I should mention that in order to justify creating another Holocaust Museum instead of giving more generous support to the existing one this new museum will be specifically devoted to the children who were victims of the Holocaust. Lázár explained the choice this way. “We chose the ‘child Holocaust’ as the theme because we were trying to find a point which cannot be relativized: no explanation, no answer can be accepted when it comes to the murder of a child.” As if the murder of adults can be relativized or explained. Some people commented that if Lázár had made such a statement in another country he would have had to turn in his resignation.

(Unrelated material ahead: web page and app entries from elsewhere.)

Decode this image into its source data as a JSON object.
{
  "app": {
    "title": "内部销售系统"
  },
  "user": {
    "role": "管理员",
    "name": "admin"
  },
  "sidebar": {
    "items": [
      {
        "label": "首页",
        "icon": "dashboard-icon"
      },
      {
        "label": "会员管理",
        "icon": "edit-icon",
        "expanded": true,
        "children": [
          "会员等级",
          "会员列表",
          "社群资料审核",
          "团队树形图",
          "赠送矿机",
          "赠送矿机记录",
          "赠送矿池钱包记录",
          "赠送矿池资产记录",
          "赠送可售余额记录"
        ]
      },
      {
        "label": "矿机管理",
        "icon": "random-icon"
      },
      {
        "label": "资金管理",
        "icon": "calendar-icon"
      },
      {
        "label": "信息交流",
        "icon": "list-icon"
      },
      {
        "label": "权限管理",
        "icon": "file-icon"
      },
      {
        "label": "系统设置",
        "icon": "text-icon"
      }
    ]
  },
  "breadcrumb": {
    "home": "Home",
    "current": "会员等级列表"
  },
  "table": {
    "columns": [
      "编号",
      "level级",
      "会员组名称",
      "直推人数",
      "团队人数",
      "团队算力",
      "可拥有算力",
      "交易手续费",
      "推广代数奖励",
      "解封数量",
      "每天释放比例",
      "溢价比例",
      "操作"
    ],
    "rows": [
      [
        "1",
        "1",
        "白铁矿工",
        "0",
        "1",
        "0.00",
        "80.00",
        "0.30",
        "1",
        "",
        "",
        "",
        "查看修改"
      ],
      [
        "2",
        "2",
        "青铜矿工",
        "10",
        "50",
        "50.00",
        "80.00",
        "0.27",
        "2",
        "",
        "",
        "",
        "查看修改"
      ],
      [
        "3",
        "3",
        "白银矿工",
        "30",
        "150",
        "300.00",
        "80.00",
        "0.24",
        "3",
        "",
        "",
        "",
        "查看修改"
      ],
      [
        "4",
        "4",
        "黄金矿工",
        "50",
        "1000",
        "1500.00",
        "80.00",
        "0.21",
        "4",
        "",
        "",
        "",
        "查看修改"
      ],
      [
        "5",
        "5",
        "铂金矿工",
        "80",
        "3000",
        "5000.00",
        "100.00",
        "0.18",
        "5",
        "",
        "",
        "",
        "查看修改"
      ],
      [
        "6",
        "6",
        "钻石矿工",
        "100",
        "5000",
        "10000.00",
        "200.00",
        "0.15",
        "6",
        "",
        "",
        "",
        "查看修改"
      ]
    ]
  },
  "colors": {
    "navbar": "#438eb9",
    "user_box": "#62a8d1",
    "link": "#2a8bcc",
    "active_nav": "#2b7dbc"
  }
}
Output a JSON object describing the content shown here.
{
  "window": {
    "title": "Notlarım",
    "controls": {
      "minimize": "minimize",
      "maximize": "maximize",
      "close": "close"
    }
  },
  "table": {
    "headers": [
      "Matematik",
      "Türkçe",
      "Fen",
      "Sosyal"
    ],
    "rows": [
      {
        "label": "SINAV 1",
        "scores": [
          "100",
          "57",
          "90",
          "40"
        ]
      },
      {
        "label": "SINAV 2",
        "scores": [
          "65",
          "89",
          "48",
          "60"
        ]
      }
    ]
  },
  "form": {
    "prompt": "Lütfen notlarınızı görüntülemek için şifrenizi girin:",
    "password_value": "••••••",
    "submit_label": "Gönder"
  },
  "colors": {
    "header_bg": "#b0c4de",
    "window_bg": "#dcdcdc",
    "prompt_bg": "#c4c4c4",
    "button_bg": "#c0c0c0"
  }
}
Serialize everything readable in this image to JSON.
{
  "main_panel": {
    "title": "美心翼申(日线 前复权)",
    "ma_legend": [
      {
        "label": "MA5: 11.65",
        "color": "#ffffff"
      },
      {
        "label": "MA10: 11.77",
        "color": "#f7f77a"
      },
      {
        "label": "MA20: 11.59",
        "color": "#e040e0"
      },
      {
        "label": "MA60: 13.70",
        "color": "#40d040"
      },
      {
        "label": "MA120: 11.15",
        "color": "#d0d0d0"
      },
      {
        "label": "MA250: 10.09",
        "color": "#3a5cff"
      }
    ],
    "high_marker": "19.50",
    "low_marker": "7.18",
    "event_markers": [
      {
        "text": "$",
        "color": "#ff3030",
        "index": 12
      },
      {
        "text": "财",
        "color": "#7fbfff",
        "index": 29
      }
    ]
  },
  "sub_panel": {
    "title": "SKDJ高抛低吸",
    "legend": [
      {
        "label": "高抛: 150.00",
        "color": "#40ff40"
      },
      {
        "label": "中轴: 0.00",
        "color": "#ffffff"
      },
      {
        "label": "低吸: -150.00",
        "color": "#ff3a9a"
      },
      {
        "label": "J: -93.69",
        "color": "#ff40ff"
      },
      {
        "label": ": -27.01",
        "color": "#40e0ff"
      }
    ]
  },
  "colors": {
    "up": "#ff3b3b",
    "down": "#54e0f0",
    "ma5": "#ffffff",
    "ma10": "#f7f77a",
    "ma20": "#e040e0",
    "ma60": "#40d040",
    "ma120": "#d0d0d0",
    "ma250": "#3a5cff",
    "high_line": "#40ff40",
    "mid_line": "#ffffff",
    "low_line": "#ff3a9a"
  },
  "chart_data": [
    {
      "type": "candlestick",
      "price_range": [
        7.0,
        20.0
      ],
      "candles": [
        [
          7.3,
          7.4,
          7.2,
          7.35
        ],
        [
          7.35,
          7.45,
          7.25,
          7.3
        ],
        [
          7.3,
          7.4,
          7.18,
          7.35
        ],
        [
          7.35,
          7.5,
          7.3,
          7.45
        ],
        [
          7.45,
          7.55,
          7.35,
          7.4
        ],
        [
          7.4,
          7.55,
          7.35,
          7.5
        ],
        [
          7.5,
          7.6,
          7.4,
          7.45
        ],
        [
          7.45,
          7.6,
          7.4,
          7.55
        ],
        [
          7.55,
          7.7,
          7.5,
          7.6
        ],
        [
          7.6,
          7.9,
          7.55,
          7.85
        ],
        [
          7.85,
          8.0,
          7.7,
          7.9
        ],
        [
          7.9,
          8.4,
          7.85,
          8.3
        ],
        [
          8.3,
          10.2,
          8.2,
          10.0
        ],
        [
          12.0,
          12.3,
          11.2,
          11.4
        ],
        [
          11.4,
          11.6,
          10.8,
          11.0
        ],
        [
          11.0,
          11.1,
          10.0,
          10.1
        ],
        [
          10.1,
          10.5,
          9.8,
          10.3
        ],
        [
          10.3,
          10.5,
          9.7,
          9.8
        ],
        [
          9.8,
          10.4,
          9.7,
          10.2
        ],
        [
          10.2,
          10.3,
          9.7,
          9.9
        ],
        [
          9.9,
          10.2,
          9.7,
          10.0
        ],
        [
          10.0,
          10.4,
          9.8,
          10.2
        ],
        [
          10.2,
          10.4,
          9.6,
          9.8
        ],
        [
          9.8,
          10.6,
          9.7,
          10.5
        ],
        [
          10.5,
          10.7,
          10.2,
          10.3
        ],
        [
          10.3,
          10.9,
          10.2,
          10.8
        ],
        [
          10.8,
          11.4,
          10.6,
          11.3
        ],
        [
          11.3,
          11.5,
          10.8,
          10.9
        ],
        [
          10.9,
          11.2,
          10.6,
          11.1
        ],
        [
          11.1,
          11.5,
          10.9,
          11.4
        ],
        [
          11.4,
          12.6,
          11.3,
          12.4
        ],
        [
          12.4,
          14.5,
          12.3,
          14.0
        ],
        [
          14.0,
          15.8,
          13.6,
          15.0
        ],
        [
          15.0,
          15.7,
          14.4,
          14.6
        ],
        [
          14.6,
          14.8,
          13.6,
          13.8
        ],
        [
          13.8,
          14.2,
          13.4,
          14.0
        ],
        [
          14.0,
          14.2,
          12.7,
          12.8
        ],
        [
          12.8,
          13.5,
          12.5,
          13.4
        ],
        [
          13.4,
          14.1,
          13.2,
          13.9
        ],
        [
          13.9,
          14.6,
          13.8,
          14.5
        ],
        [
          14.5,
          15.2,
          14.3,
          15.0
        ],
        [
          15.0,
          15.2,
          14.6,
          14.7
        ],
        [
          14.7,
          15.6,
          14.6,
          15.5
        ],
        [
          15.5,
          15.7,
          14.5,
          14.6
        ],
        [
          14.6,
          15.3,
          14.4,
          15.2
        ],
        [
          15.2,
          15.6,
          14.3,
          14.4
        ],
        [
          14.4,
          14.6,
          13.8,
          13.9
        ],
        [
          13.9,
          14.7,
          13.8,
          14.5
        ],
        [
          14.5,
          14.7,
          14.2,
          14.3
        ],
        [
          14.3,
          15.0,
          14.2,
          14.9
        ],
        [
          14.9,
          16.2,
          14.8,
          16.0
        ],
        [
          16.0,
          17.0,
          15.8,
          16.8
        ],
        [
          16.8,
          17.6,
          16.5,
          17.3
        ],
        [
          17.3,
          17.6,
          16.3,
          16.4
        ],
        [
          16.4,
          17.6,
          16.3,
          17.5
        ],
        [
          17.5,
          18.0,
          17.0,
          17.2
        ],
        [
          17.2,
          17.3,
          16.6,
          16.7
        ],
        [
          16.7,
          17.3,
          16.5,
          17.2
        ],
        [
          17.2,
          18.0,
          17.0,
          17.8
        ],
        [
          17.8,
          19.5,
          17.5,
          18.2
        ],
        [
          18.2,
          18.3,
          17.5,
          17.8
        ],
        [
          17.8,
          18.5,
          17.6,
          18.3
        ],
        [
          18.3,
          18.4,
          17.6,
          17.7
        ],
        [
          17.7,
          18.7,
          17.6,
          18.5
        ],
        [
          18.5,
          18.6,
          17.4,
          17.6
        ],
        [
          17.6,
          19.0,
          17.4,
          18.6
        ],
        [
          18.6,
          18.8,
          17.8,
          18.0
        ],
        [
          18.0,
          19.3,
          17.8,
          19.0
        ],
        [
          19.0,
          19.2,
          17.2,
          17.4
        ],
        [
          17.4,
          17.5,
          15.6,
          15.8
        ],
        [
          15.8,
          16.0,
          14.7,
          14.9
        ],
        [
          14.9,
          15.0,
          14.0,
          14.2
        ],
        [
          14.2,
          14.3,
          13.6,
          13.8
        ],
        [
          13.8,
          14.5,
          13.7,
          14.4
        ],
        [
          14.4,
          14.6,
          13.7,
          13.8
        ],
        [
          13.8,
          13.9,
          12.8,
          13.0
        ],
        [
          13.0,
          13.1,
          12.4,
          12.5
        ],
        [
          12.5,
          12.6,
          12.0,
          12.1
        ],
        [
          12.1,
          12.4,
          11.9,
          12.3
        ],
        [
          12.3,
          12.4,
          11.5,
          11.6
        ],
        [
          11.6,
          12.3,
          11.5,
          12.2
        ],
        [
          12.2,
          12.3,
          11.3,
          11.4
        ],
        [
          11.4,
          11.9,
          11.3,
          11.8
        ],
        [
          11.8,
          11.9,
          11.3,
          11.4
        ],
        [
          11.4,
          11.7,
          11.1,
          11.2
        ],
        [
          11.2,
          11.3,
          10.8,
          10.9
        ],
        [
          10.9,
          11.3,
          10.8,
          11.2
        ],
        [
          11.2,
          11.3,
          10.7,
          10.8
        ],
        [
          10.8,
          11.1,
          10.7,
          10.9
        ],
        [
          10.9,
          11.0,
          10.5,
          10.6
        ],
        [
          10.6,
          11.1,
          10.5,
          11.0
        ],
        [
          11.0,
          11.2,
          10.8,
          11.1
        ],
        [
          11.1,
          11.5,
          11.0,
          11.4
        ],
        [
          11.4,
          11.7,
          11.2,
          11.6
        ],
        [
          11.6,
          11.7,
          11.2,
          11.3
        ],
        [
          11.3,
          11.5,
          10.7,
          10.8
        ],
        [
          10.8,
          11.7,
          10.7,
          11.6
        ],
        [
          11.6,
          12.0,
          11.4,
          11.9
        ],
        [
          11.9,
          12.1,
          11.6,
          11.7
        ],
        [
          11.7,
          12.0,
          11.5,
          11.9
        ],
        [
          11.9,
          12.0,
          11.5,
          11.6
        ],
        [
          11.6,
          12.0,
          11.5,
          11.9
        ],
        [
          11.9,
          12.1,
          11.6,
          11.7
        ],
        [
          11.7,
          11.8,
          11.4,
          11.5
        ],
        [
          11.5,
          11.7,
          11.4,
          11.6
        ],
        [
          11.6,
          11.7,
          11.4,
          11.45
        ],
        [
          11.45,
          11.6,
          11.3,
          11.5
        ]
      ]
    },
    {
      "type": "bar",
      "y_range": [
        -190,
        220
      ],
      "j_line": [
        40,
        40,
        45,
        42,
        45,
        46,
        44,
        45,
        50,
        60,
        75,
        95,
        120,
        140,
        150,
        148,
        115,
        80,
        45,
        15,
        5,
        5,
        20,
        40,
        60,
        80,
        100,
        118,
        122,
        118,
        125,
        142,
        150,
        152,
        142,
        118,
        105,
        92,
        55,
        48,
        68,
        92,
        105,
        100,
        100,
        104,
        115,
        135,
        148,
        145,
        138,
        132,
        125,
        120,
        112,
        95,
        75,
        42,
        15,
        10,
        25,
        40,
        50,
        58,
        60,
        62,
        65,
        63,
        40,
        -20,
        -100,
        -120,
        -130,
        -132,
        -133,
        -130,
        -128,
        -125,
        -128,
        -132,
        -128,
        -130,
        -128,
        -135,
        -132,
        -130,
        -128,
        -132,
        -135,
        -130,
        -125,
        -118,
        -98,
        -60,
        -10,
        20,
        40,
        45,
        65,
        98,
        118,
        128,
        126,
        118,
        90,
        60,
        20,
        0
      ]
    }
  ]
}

It’s an open question whether it is at all possible to finish the project by April–this date is no coincidence, since that’s when the election most likely will take place. But the members of the advisory board have already been chosen: Anne Applebaum (journalist), Annette Lantos (widow of Tom Lantos), Chava Baruch (Yad Vashem), Gabriel Gorodetsky (Oxford), György Haraszti (historian, Hungarian Jewish University), András Heisler (Mazsihisz), Joshua Muravchik (Johns Hopkins), Michael Wolffsohn (Universität der Bundeswehr), Rabbi Andrew Baker (American Jewish Committee), Mária Schmidt (House of Terror), János Szász (film director), and Yehudit Shendar (Yad Vasem). According to András Heisler of Mazsihisz, some of the members expressed sharp criticisms. He didn’t elaborate.
It is unlikely that these people can have much influence on the whole process. After all, there are only four and a half months before the planned opening. As you can see from the picture, the station is in very bad shape. Moreover, the inhabitants of the 23 service apartments within the building must be evacuated and provided with comparable or better apartments. All that takes time. Restoring the building will cost 6.6 billion forints, and then there are still the expenses involved in transforming it into a functioning museum. As a point of comparison, the Hungarian government gives only 240 million forints a year to the Holocaust Memorial Center on Páva utca.
I don’t know why the government is establishing a new museum and why in such a hurry. I don’t know why the Orbán government is lobbying American Jewish organizations. All I can say is that it never acts without a good, self-interested reason. Perhaps in time that reason will become more transparent.